The women therefore without remorse work together with men to stigmatize and discriminate women who may be victims of Islamic law that violate women’s rights. Women are expected to serve men, but men have no obligation to serve women. For example, the mentality that women are obligated to serve men and going against this is subject to punishment has been shaped in the people’s mind for over 1400 years in the Arabian society. Making Islamic teachings the only source of information for many women closes them off from the rest of the world.

The women cannot learn about other cultures and beliefs and this limits them to the teachings and beliefs of Islam. This also undermines their right of freedom because the women cannot express and share their opinion about their life experiences (Walters, 2005). By providing women with avenues through which they can share their problems with other women around the globe, the Saudi Arabian women can be empowered to fight against what is seen as “barbaric” laws that suppress women and violate their rights can be challenged.

In the modern Saudi Arabia, challenging religious practices that violate women’s rights is difficult due to the institutionalization of the practices. The great influence of religion on Saudi political system demands that changes to the religious laws get support from the government leaders. For example, the internal Minister of Saudi Arabia has objected the proposal to allow women to drive. The Minister also objects the idea that women should vote in municipal elections.

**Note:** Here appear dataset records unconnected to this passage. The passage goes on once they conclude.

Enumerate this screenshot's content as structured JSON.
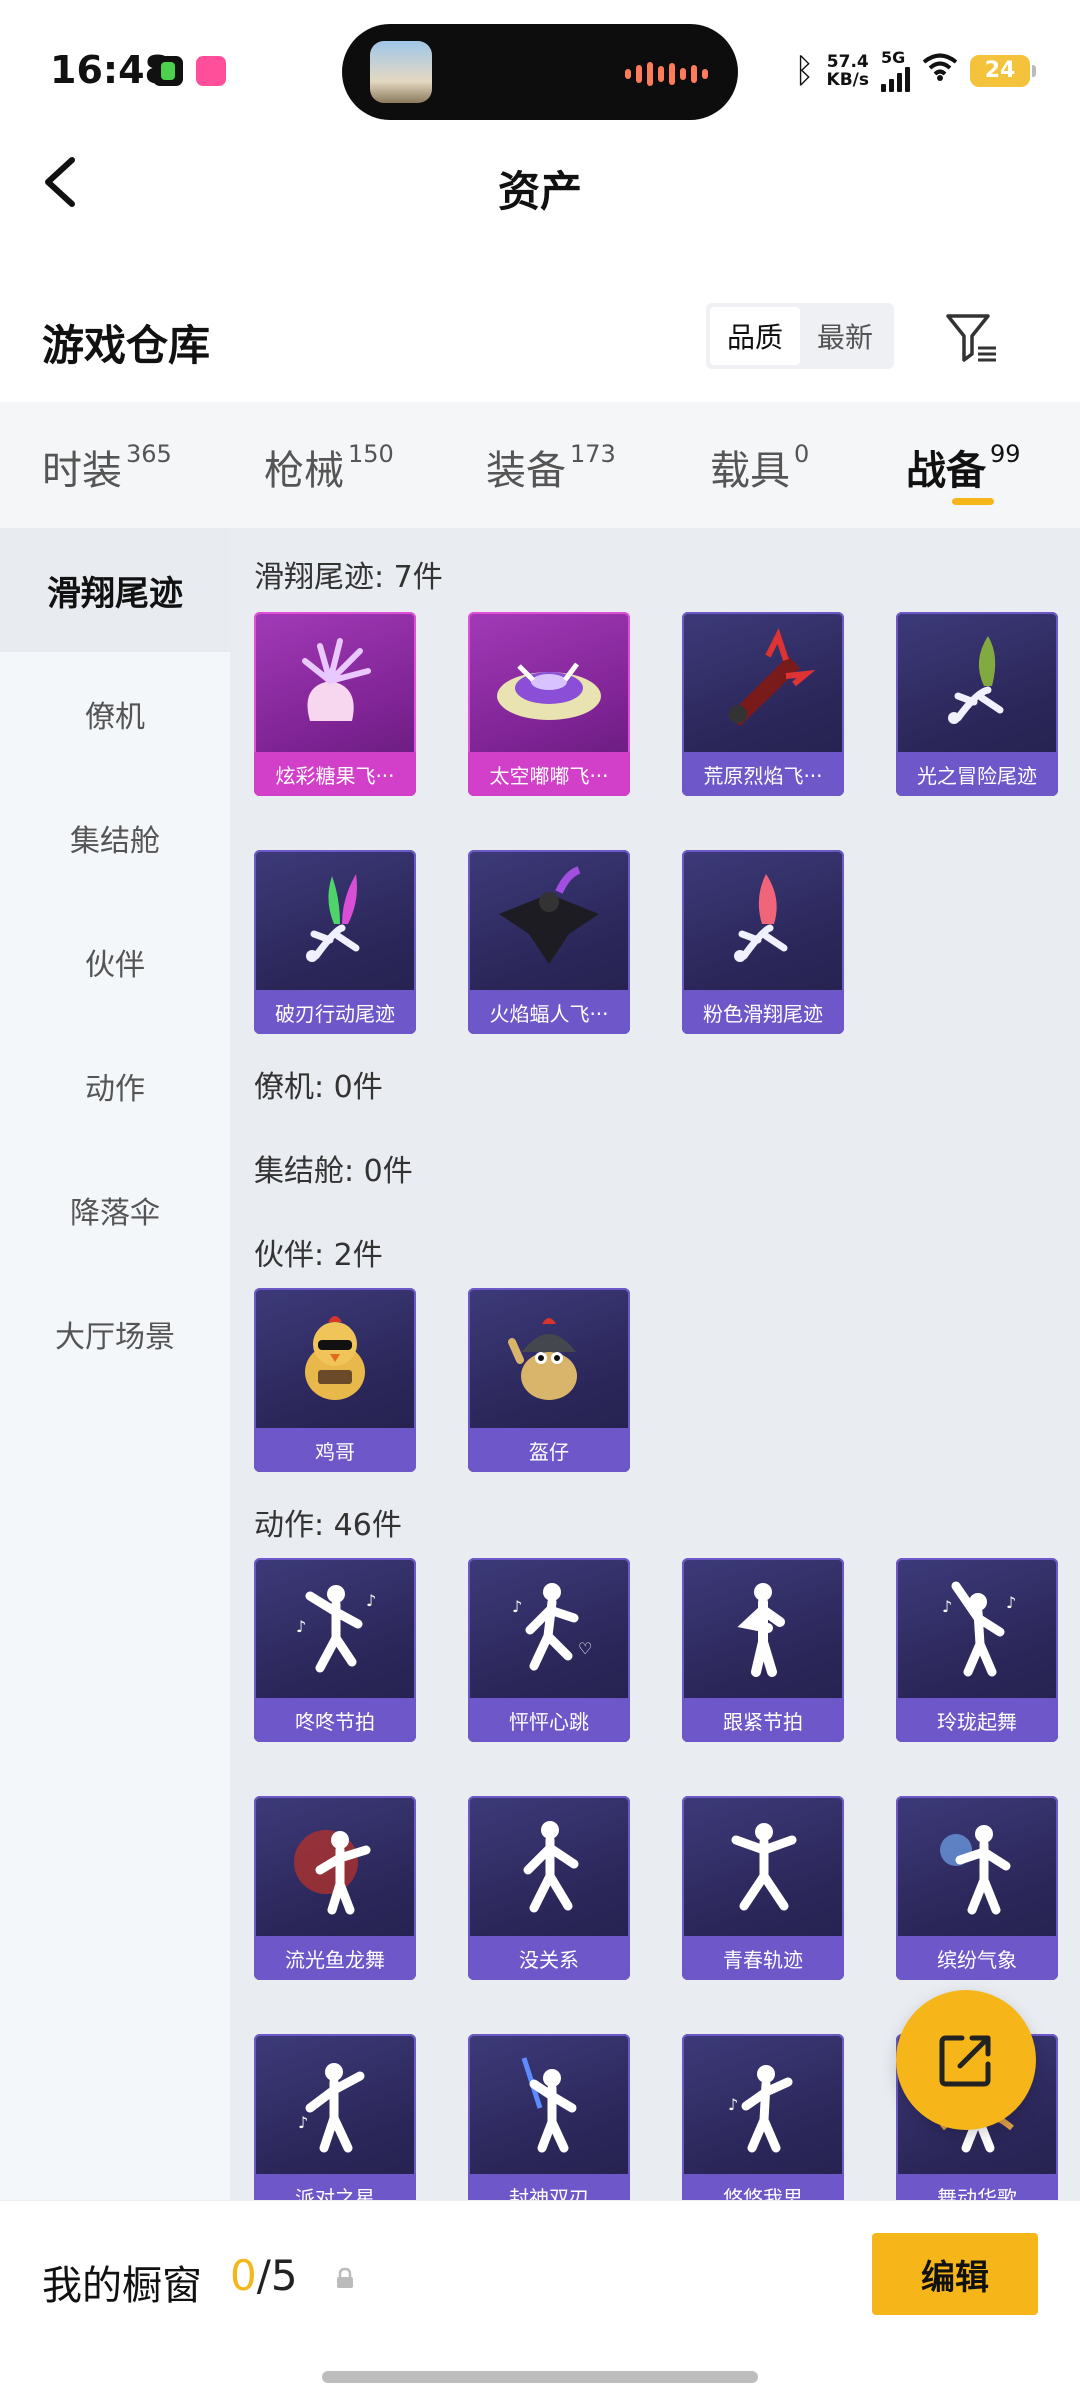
{
  "status_bar": {
    "time": "16:48",
    "net_speed_value": "57.4",
    "net_speed_unit": "KB/s",
    "network": "5G",
    "battery": "24"
  },
  "header": {
    "title": "资产"
  },
  "warehouse": {
    "title": "游戏仓库",
    "sort_options": [
      "品质",
      "最新"
    ]
  },
  "tabs": [
    {
      "label": "时装",
      "count": "365"
    },
    {
      "label": "枪械",
      "count": "150"
    },
    {
      "label": "装备",
      "count": "173"
    },
    {
      "label": "载具",
      "count": "0"
    },
    {
      "label": "战备",
      "count": "99"
    }
  ],
  "categories": [
    "滑翔尾迹",
    "僚机",
    "集结舱",
    "伙伴",
    "动作",
    "降落伞",
    "大厅场景"
  ],
  "sections": {
    "trail_title": "滑翔尾迹: 7件",
    "wingman_title": "僚机: 0件",
    "pod_title": "集结舱: 0件",
    "partner_title": "伙伴: 2件",
    "emote_title": "动作: 46件"
  },
  "trail_items": [
    "炫彩糖果飞···",
    "太空嘟嘟飞···",
    "荒原烈焰飞···",
    "光之冒险尾迹",
    "破刃行动尾迹",
    "火焰蝠人飞···",
    "粉色滑翔尾迹"
  ],
  "partner_items": [
    "鸡哥",
    "盔仔"
  ],
  "emote_items": [
    "咚咚节拍",
    "怦怦心跳",
    "跟紧节拍",
    "玲珑起舞",
    "流光鱼龙舞",
    "没关系",
    "青春轨迹",
    "缤纷气象",
    "派对之星",
    "封神双刃",
    "悠悠我思",
    "舞动华歌"
  ],
  "bottom": {
    "window_label": "我的橱窗",
    "window_used": "0",
    "window_total": "/5",
    "edit_label": "编辑"
  },
  "colors": {
    "accent": "#f6b619",
    "item_bg": "#2a2658",
    "item_label": "#6e58c9",
    "item_pink": "#d23fc9"
  }
}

The Saudi government is an Islamic monarchy which demands that its leaders enforce what the Islamic religious teachings dictate.

Therefore, lack of willingness and commitment by the Saudi leaders to initiate efforts that will ensure that women’s rights are not violated will continue to undermine the respect for women’s rights. Until the leaders look at the issues raised by women and human rights in a positive manner, then they will not be able to discourage human rights violation. The human rights in Saudi Arabia are contained in the basic law of Saudi Arabia in Article 5(Dien, 2004). Saudi women continue to face discrimination in employment and education because the women lack equal opportunities with the men since they are considered to be inferior to men.

For example, women only make up 5 percent of the total workforce in Saudi Arabia. This is the lowest proportion of women in the workforce in the world. Some have even continued to refer to the discrimination of women in Saudi Arabia as “gender apartheid”, and the efforts to have the government expand the employment chances for women in the country has faced resistance from the labor ministry as well as the men. The perception that a woman’s place is at home where she should take care of the family and the husband need to change. Conclusion

The issue of women rights and their violation has triggered debates in various parts of the world. However; some nations have been criticized for allowing gross violation of women rights. A good example is Saudi Arabia. The Kingdom of Saudi Arabia which is has an Islamic monarchy government is governed by Islamic law that has been attributed to the violation of the rights of Saudi women. Although other nations and governments in the world have in one way or another been involved in the violation of women’s rights, Saudi Arabia government is considered to make no efforts to minimize of prevent the violation of women in the country.

This has made many women and human rights organization to speak out against the unfair and unjust treatment that the Saudi Arabian women receive from the men. This has continued to put pressure on the government to make it a priority to do away with the religious practices and beliefs that encourage the violation of women’s rights. However; this is viewed by some as efforts by those who speak against the religious beliefs to fight men.